Please pray for these confused Church leaders.
On Thursday Bolivian Marxist leader Evo Morales gave Pope Francis a hammer and sickle Crucifix upon his arrival in the impoverished South American nation.
From the video — Pope Francis was smiling as he accepted the Communist gift.
At first the media reported Francis was upset with the gift.
But later the Vatican said that was not the case.
Morales gave Francis the crucifix carved into a hammer and sickle upon Francis’ arrival in Bolivia Wednesday, immediately raising eyebrows given Morales’ past attacks on the church and his socialist bent.
It turns out, the crucifix was originally designed by a Jesuit activist, the Rev. Luis Espinal, who was assassinated in 1980 by suspected paramilitaries during the months that preceded a military coup. Francis, a fellow Jesuit, stopped his motorcade to pray at the site where Espinal’s body had been dumped.
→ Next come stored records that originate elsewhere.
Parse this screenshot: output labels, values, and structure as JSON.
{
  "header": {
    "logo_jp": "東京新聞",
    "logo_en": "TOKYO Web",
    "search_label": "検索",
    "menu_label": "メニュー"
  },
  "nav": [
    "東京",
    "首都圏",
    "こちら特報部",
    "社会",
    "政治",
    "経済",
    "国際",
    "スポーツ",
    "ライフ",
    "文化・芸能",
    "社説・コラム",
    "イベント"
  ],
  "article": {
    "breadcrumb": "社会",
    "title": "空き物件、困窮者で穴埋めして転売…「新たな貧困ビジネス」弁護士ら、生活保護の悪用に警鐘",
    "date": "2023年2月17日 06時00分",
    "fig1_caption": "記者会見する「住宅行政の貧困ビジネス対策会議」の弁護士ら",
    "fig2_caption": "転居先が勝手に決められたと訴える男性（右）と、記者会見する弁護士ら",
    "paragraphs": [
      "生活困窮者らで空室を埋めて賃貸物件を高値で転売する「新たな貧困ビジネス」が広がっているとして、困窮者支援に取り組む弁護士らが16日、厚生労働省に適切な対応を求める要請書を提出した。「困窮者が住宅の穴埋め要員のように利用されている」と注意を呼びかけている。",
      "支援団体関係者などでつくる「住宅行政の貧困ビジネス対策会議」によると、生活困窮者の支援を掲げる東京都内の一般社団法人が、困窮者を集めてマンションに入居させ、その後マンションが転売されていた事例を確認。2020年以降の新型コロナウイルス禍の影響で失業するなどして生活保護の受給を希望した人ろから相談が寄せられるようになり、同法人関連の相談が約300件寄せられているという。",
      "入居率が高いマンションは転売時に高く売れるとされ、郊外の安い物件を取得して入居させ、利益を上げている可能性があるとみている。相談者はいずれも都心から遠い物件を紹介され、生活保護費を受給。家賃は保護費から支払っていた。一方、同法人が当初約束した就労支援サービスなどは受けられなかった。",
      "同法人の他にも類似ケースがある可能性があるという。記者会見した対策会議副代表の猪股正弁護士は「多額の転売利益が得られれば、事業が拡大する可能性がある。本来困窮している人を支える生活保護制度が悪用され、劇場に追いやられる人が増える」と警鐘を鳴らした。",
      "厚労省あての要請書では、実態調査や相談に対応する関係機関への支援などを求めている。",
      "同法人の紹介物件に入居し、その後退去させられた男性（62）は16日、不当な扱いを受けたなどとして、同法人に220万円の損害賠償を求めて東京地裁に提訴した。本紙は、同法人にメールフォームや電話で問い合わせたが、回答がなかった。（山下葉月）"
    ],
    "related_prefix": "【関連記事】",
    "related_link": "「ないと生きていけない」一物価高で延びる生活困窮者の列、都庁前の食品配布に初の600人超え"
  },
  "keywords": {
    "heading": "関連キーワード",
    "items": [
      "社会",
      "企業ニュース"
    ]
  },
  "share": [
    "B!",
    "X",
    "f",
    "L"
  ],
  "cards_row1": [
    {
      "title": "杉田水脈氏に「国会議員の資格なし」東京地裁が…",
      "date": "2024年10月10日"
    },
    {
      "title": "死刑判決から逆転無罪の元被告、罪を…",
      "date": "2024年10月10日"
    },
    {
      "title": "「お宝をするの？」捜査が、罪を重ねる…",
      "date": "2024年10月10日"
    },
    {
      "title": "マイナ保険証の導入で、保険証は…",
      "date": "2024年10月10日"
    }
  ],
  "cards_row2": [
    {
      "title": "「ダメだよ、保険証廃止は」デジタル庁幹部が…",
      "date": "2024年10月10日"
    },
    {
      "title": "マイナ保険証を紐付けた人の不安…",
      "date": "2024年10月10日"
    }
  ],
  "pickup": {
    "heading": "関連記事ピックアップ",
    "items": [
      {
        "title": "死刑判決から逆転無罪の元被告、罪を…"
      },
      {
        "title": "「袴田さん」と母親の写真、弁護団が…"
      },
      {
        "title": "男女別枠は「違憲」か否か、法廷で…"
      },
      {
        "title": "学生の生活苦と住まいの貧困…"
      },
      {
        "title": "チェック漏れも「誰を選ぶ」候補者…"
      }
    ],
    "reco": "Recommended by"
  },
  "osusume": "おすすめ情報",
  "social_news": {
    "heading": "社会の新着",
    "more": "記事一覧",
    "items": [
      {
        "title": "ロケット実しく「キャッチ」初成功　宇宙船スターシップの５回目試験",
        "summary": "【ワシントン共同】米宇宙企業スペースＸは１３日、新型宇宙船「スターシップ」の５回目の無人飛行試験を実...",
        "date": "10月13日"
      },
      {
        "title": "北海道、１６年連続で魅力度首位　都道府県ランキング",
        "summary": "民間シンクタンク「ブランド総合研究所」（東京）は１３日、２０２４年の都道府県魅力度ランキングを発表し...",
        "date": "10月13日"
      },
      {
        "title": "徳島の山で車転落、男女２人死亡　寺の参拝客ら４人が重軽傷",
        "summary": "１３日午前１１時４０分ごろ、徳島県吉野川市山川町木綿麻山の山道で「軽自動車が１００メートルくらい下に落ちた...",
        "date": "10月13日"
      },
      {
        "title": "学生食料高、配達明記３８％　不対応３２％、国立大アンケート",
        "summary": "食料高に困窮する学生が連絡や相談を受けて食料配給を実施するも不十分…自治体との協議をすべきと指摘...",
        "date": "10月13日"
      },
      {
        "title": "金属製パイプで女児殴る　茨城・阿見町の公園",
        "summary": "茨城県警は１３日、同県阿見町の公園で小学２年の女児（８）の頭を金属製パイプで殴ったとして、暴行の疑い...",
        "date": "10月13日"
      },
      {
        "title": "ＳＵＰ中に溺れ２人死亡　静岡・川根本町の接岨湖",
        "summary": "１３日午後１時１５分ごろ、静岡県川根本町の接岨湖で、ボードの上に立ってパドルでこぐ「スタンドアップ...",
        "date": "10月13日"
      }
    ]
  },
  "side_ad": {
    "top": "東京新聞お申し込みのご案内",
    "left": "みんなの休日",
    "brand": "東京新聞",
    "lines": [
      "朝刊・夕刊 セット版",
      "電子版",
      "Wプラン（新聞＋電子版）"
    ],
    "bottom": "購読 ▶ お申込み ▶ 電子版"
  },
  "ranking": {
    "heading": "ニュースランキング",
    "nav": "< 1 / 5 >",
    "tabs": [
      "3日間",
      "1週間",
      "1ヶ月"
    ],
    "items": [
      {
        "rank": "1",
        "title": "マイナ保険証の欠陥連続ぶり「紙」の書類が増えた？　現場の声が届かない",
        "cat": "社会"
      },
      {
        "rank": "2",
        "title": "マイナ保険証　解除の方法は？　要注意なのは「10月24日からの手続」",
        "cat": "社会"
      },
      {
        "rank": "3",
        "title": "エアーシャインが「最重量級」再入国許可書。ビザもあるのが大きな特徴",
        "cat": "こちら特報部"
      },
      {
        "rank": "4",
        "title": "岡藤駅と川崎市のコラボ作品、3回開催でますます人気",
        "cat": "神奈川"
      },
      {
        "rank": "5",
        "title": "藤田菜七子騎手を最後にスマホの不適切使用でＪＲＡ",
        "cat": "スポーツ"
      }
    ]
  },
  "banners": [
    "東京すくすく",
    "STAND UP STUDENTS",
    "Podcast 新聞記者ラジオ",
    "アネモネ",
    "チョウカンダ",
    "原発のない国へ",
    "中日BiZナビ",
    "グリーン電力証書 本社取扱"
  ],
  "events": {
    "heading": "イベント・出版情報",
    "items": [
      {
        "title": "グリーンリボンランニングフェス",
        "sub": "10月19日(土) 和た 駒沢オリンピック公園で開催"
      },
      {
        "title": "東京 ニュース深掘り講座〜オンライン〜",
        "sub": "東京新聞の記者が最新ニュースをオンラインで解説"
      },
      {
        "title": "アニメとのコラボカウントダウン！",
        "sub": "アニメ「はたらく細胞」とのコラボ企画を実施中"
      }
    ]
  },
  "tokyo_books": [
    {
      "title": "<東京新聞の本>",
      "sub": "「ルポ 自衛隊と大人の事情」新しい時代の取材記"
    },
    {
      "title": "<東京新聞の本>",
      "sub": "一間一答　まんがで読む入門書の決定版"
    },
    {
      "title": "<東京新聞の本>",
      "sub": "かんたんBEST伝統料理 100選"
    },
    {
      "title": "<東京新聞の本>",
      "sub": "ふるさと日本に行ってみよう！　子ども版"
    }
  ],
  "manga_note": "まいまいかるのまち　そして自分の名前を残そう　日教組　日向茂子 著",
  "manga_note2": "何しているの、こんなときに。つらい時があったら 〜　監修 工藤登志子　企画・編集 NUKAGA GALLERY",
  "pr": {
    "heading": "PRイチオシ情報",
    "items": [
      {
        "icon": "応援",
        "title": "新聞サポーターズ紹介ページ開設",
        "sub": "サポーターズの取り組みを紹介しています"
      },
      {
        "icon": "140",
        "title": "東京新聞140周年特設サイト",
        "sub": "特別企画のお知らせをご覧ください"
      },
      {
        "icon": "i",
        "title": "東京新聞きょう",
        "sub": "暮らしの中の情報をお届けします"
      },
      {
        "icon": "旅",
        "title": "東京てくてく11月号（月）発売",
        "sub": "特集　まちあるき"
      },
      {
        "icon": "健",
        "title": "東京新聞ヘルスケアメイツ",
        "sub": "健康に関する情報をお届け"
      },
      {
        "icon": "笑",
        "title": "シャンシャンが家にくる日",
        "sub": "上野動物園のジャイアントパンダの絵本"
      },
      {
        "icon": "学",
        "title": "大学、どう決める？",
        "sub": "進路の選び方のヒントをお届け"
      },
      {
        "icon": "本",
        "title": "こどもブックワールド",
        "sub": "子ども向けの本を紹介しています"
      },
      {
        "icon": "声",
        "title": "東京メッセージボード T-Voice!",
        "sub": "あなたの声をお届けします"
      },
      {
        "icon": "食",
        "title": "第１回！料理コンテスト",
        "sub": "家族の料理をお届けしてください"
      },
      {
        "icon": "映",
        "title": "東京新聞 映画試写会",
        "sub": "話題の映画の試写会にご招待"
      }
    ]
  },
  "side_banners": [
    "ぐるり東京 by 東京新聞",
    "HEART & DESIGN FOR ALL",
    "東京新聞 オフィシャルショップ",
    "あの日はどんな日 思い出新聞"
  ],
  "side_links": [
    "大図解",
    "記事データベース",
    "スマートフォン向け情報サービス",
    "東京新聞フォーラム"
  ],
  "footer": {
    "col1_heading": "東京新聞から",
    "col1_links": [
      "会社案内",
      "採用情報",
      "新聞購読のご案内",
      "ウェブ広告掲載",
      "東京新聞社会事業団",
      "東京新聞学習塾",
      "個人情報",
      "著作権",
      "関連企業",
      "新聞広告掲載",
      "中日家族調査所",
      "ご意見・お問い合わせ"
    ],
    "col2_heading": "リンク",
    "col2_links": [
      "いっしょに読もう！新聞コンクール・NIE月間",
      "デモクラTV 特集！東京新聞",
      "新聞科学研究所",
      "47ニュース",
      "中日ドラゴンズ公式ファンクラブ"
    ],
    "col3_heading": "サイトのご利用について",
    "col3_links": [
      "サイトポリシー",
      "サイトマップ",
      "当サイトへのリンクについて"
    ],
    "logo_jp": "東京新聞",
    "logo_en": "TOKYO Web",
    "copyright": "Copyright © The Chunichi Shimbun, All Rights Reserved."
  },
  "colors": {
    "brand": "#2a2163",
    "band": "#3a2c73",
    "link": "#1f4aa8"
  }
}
The Vatican spokesman, the Rev. Federico Lombardi, said Thursday the pope had no idea that Espinal had designed the crucifix and was surprised to receive it — a reaction clearly visible in the footage of the encounter. Some reports suggested the pope told Morales “This isn’t good;” one of Francis’ friends sent a tweet quoting him as saying such. But Lombardi said it wasn’t known what the pope had said.
Lombardi said Espinal had designed the crucifix as a symbol of dialogue and commitment to freedom and progress for Bolivia, not with any specific ideology in mind. Lombardi said he personally wasn’t offended by it.
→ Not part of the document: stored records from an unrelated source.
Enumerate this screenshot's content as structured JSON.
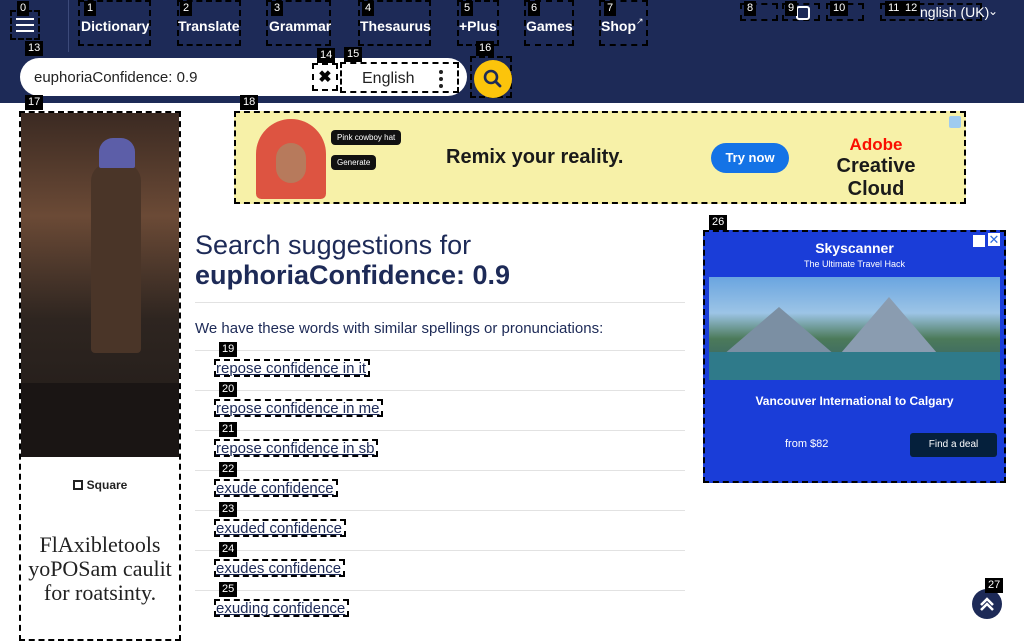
{
  "header": {
    "nav": [
      {
        "num": "1",
        "label": "Dictionary"
      },
      {
        "num": "2",
        "label": "Translate"
      },
      {
        "num": "3",
        "label": "Grammar"
      },
      {
        "num": "4",
        "label": "Thesaurus"
      },
      {
        "num": "5",
        "label": "+Plus"
      },
      {
        "num": "6",
        "label": "Games"
      },
      {
        "num": "7",
        "label": "Shop"
      }
    ],
    "menu_num": "0",
    "icon_nums": [
      "8",
      "9",
      "10",
      "11"
    ],
    "language": {
      "num": "12",
      "label": "nglish (UK)"
    }
  },
  "search": {
    "num": "13",
    "value": "euphoriaConfidence: 0.9",
    "clear_num": "14",
    "dict_num": "15",
    "dict_label": "English",
    "submit_num": "16"
  },
  "ads": {
    "left_num": "17",
    "left_brand": "Square",
    "left_text": "FlAxibletools yoPOSam caulit for roatsinty.",
    "top_num": "18",
    "top_headline": "Remix your reality.",
    "top_button": "Try now",
    "top_brand": "Adobe",
    "top_product": "Creative Cloud",
    "top_chip1": "Pink cowboy hat",
    "top_chip2": "Generate",
    "right_num": "26",
    "right_brand": "Skyscanner",
    "right_tag": "The Ultimate Travel Hack",
    "right_route": "Vancouver International to Calgary",
    "right_price": "from $82",
    "right_button": "Find a deal"
  },
  "main": {
    "title_line1": "Search suggestions for",
    "title_line2": "euphoriaConfidence: 0.9",
    "intro": "We have these words with similar spellings or pronunciations:",
    "suggestions": [
      {
        "num": "19",
        "text": "repose confidence in it"
      },
      {
        "num": "20",
        "text": "repose confidence in me"
      },
      {
        "num": "21",
        "text": "repose confidence in sb"
      },
      {
        "num": "22",
        "text": "exude confidence"
      },
      {
        "num": "23",
        "text": "exuded confidence"
      },
      {
        "num": "24",
        "text": "exudes confidence"
      },
      {
        "num": "25",
        "text": "exuding confidence"
      }
    ]
  },
  "back_to_top_num": "27"
}
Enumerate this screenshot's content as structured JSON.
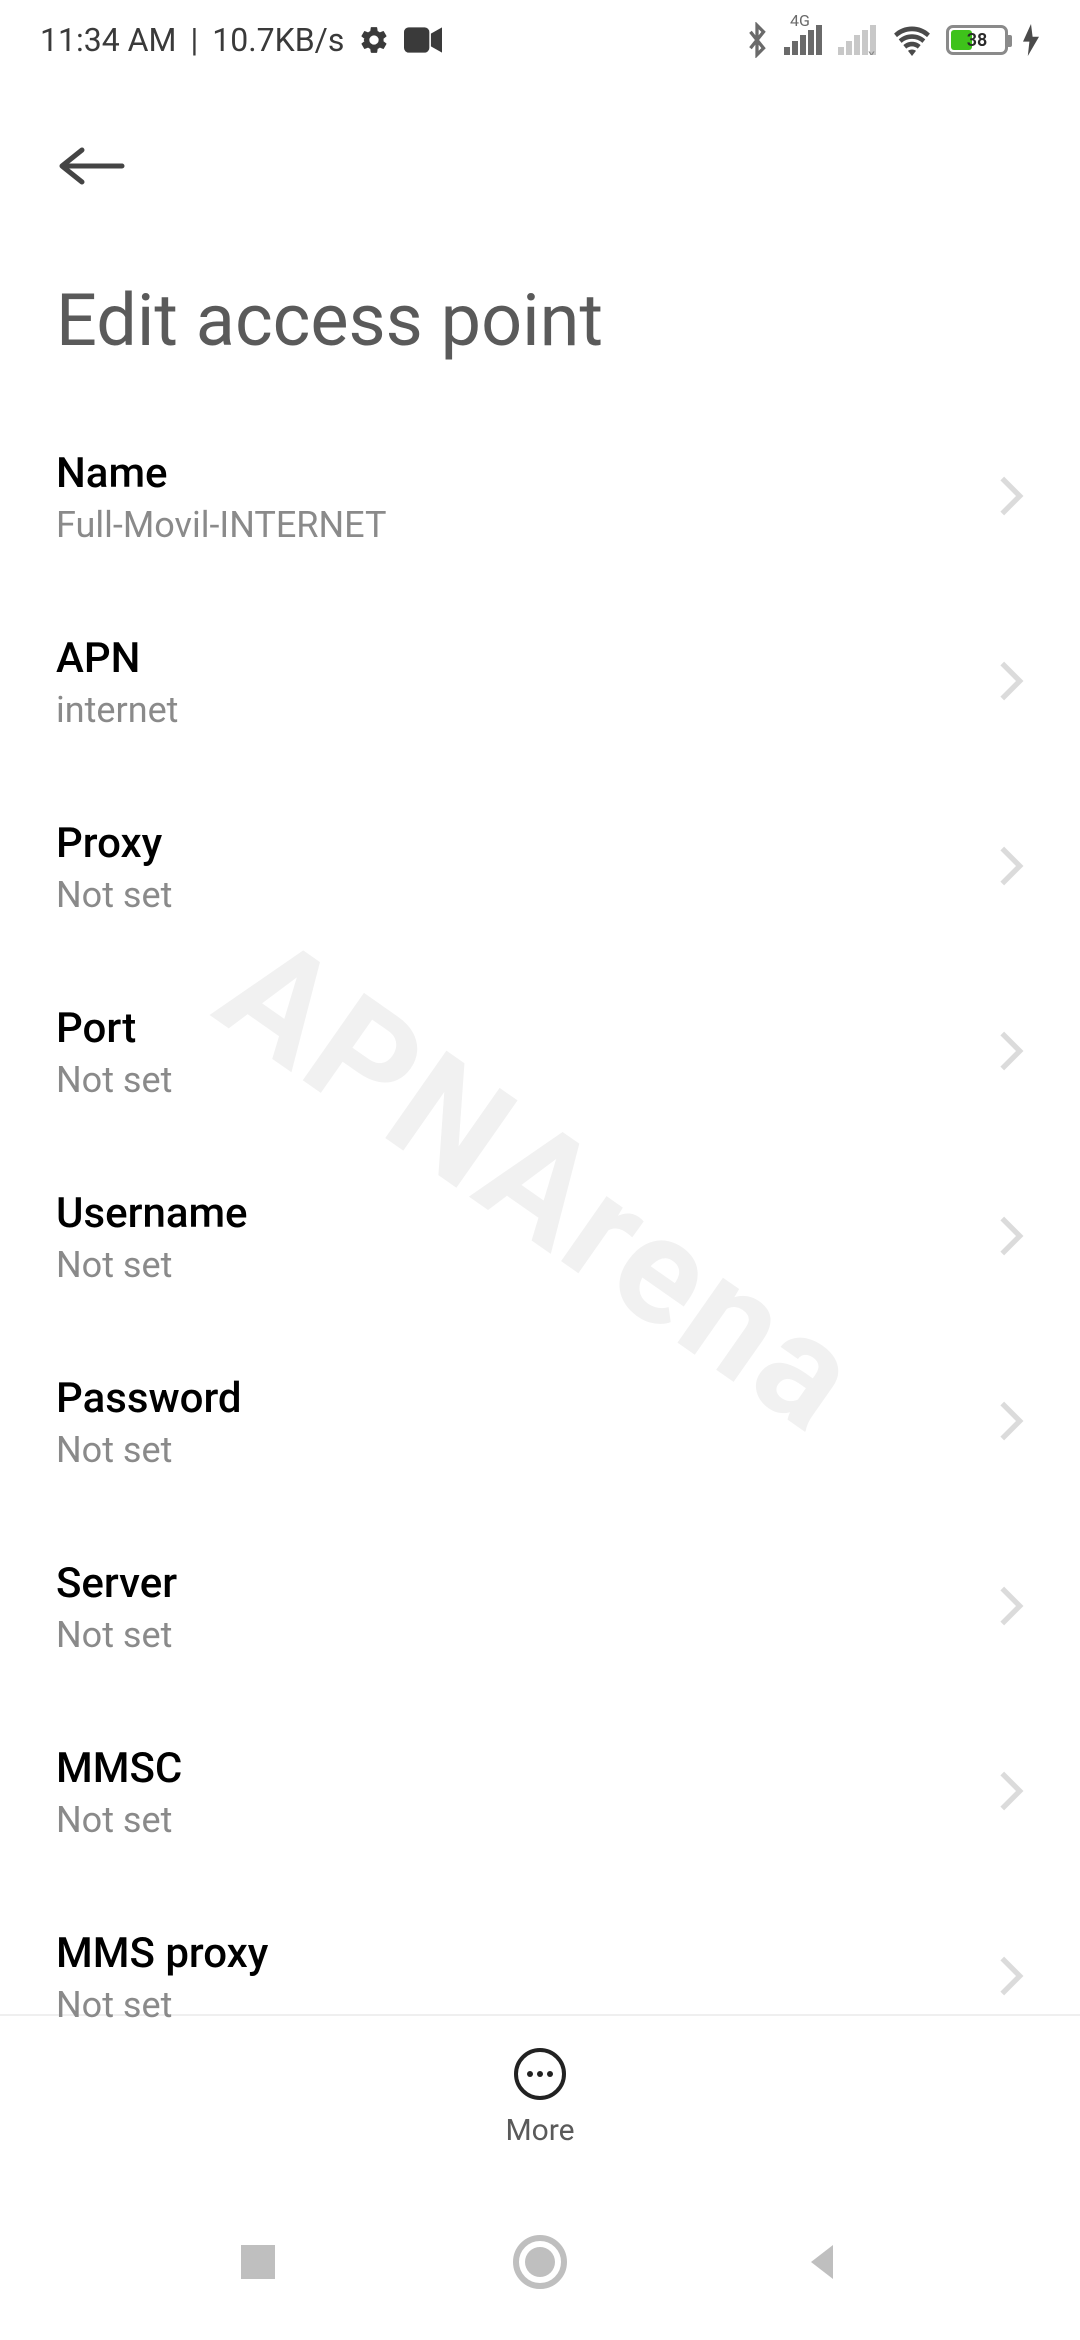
{
  "status": {
    "time": "11:34 AM",
    "speed": "10.7KB/s",
    "battery_percent": "38"
  },
  "header": {
    "title": "Edit access point"
  },
  "settings": [
    {
      "label": "Name",
      "value": "Full-Movil-INTERNET"
    },
    {
      "label": "APN",
      "value": "internet"
    },
    {
      "label": "Proxy",
      "value": "Not set"
    },
    {
      "label": "Port",
      "value": "Not set"
    },
    {
      "label": "Username",
      "value": "Not set"
    },
    {
      "label": "Password",
      "value": "Not set"
    },
    {
      "label": "Server",
      "value": "Not set"
    },
    {
      "label": "MMSC",
      "value": "Not set"
    },
    {
      "label": "MMS proxy",
      "value": "Not set"
    }
  ],
  "bottom": {
    "more_label": "More"
  },
  "watermark": {
    "text": "APNArena"
  }
}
“You can dispute the significance and use of the symbol now, but the origin is from Espinal and the sense of it was about an open dialogue, not about a specific ideology,” Lombardi said.
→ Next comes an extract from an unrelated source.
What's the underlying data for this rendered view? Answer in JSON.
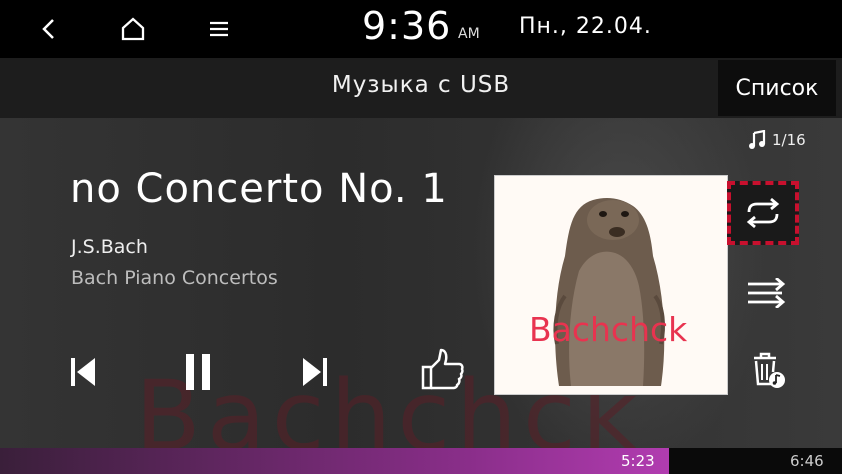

He noted the context in which Espinal was living: as a priest working for social justice in Bolivia during a period of instability that preceded a right-wing dictatorship known for human rights abuses.
However, one of Espinal’s friends and fellow Jesuits, the Rev. Xavier Albo, said Espinal’s intent was for the church to be in dialogue with Marxism, and said Espinal had altered his crucifix to incorporate the Communists’ most potent symbol: the hammer and sickle.
“In this he clearly wanted to speak about the need to permanently dialogue not just with Marxism but with peasants and miners etc.,” Albo told The Associated Press earlier this month.
The Vatican launched a harsh crackdown on Liberation Theology in the 1970s and 1980s, fearing that Marxists were using its “preferential option for the poor” to turn the Gospel into a call for armed revolution.
The Bolivian government insisted the gift wasn’t a political maneuver of any sort, but was a symbol that Morales thought the “pope of the poor” would appreciate.